Stored dataset items:

+---+

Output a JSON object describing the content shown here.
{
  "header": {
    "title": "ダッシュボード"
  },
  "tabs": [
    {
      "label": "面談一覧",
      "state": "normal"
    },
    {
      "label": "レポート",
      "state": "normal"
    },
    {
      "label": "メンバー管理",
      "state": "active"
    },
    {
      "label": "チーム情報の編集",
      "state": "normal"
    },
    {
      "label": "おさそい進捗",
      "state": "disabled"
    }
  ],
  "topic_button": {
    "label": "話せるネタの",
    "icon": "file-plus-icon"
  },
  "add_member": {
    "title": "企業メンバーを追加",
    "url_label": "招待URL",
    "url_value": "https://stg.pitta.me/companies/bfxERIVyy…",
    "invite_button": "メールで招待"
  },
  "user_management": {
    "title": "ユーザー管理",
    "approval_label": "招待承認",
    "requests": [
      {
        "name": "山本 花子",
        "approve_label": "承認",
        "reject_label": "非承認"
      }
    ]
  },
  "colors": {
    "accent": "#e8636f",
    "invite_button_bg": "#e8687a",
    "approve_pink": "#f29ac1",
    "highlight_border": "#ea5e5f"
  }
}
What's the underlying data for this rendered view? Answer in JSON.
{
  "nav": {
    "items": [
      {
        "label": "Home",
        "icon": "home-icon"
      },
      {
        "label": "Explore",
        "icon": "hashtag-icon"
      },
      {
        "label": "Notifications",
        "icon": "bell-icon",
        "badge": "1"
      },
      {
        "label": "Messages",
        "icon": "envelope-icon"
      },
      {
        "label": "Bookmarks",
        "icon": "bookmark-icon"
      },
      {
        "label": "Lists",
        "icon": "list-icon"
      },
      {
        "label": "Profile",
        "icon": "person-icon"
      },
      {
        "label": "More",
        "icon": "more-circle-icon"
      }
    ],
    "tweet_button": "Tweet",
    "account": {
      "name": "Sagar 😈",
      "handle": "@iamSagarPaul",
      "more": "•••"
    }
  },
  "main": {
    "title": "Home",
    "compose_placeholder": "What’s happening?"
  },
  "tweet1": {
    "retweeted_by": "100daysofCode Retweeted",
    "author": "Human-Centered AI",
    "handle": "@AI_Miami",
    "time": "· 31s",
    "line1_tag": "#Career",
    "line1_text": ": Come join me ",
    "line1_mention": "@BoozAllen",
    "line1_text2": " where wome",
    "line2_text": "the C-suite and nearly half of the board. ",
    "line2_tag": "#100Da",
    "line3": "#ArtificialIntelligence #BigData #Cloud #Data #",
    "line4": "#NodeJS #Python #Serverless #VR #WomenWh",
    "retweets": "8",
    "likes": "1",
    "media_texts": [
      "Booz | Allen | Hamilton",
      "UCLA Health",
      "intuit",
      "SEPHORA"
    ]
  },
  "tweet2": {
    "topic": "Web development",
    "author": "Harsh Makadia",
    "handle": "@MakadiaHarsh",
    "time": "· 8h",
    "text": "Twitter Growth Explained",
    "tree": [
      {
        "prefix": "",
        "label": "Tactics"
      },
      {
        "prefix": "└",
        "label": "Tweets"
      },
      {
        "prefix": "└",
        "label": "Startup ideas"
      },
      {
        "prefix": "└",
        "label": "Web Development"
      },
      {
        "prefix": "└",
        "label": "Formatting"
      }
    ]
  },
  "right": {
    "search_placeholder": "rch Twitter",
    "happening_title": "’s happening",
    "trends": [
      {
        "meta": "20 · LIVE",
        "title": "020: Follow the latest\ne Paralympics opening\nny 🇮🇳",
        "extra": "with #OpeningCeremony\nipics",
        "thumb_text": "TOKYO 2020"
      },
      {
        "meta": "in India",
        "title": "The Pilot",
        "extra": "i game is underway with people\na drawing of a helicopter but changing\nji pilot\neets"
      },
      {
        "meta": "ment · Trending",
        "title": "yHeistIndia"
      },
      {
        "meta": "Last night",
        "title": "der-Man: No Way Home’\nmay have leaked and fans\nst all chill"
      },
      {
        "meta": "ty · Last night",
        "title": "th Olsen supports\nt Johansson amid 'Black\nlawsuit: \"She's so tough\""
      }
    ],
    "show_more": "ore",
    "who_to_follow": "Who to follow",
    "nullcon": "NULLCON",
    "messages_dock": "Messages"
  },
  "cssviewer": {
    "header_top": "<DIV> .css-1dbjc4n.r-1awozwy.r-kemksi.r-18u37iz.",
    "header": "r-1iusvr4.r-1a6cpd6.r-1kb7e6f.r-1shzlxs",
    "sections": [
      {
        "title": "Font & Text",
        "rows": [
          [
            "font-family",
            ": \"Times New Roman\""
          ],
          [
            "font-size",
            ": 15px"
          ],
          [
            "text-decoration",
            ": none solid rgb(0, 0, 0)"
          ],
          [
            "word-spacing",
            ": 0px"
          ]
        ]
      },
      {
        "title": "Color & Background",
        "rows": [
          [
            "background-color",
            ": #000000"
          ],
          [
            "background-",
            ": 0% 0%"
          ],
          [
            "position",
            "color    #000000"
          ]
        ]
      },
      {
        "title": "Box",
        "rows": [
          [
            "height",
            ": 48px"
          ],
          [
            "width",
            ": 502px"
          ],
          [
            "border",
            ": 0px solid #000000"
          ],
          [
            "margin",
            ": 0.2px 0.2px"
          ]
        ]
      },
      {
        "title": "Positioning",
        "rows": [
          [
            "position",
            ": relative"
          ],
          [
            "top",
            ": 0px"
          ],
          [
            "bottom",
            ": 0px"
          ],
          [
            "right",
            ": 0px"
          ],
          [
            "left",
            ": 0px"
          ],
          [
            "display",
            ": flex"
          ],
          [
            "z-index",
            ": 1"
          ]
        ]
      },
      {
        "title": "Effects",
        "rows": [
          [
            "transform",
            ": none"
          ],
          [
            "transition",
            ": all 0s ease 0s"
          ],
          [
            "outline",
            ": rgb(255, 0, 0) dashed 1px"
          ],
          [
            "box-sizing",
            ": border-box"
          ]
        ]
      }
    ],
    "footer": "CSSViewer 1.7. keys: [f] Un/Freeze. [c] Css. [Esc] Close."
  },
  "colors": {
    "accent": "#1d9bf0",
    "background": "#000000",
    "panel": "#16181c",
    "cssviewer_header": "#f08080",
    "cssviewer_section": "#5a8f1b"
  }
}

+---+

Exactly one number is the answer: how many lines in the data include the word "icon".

9